NASA Prepares for Final Shuttle Launch as STS-135 Draws Near

Today's Best Tech Deals

Picked by PCWorld's Editors

Top Deals On Great Products

Picked by Techconnect's Editors

Space Shuttle Atlantis.
Space Shuttle Atlantis. [Photo: NASA]
Many are calling it "the end of an era". The Space Shuttle Program is about to close its doors as NASA and the space industry goes in other directions. As the final days are counting down NASA is in high-gear to prepare for the final shuttle launch--STS-135--on July 8th.

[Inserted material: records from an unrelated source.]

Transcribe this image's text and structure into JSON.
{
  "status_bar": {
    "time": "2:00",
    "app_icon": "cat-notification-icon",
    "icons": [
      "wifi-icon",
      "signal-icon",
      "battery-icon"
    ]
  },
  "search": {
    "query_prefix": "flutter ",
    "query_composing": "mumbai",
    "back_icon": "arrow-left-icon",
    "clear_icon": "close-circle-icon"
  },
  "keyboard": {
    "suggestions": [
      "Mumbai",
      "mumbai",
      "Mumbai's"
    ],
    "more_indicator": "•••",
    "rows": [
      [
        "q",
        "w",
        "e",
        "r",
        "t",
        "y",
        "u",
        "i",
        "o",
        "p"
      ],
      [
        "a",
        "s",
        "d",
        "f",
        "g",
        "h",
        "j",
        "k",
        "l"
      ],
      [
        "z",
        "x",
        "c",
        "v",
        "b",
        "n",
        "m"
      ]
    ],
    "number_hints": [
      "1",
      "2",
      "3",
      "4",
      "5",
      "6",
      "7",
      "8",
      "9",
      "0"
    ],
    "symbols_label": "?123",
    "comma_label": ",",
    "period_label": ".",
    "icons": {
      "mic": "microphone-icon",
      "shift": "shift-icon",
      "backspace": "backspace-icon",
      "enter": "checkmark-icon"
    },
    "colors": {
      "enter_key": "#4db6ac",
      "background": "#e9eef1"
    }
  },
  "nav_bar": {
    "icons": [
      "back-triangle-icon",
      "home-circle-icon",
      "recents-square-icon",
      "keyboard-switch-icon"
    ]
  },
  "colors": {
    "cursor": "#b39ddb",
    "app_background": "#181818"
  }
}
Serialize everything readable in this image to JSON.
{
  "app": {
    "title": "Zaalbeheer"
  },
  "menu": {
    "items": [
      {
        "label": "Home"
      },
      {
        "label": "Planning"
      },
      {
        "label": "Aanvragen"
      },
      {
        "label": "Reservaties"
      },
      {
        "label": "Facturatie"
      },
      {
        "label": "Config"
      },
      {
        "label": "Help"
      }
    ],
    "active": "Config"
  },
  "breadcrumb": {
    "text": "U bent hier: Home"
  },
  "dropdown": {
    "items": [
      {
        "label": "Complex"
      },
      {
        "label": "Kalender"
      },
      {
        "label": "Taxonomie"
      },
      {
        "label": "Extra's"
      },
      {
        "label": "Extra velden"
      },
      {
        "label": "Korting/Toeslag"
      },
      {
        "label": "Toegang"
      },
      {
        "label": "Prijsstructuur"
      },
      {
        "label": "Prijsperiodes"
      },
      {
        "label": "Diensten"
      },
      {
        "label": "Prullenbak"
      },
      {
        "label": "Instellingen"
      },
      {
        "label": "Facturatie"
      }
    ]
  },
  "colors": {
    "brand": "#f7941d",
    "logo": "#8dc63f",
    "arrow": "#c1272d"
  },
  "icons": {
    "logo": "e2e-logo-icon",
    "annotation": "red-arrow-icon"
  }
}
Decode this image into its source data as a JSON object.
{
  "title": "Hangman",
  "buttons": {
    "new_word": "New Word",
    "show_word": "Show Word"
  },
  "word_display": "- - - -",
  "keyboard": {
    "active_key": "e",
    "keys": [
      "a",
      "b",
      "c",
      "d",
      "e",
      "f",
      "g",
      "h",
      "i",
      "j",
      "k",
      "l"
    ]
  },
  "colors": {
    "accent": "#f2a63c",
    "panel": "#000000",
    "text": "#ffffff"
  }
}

On Monday (June 27), the STS-135 astronauts rehearsed the final launch. The four mission astronauts--Chris Ferguson, Doug Hurley, Sandy Magnus, and Rex Walheim--flew to Kennedy Space Center to begin four days of intense training known as the Terminal Countdown Demonstration Test (TCDT), which will ensure that they are well-versed in the procedures for launch day, including abort and emergency scenarios.

The astronauts even got to practice driving an M113 armored vehicle in case they have to get away from the shuttle to avoid danger in case of an emergency on the launchpad. They also practiced touching down in a simulator. To learn more about NASA's preparations--and the final mission--make sure to check out the STS-135 RSS feed.

The mission, STS-135, will be carried out using the Space Shuttle Atlantis, which was built between 1980 and 1984. This decades-old craft is currently sitting at Kennedy Space Center Launch Complex 39 (LC-39). According to NASA, the mission will "carry the Raffaello multipurpose logistics module to deliver supplies, logistics and spare parts to the International Space Station," which will help keep the ISS running after the Shuttle Program is finally shut down. STS-135 will also investigate the possibility of refueling spacecraft robotically and will also return a failed ammonia pump module to Earth.

Remember, there isn't going to be another launch after this, so either make it out to the launch or make sure to watch it live! You can do this a number of ways (these sites may or may not stream it [but they have in the past] so don't blame us if they don't for whatever reason):

  1. Track it on Google Earth (both ascent and descent)
  2. NASA TV
  3. Spacevidcast
  4. Spaceflight Now

If you're like me then you'll have all of these running at the same time! Don't miss it! To learn more about the Space Shuttle and the final launch check out the Mission Profile, and then see our previous story on what NASA plans to do next.


Follow James Mulroy on Twitter and on StumbleUpon to get the latest in microbe, dinosaur, and death ray news.

Like this? You might also enjoy...

Get your GeekTech on: Twitter - Facebook - RSS | Tip us off

Note: When you purchase something after clicking links in our articles, we may earn a small commission. Read our affiliate link policy for more details.
Shop Tech Products at Amazon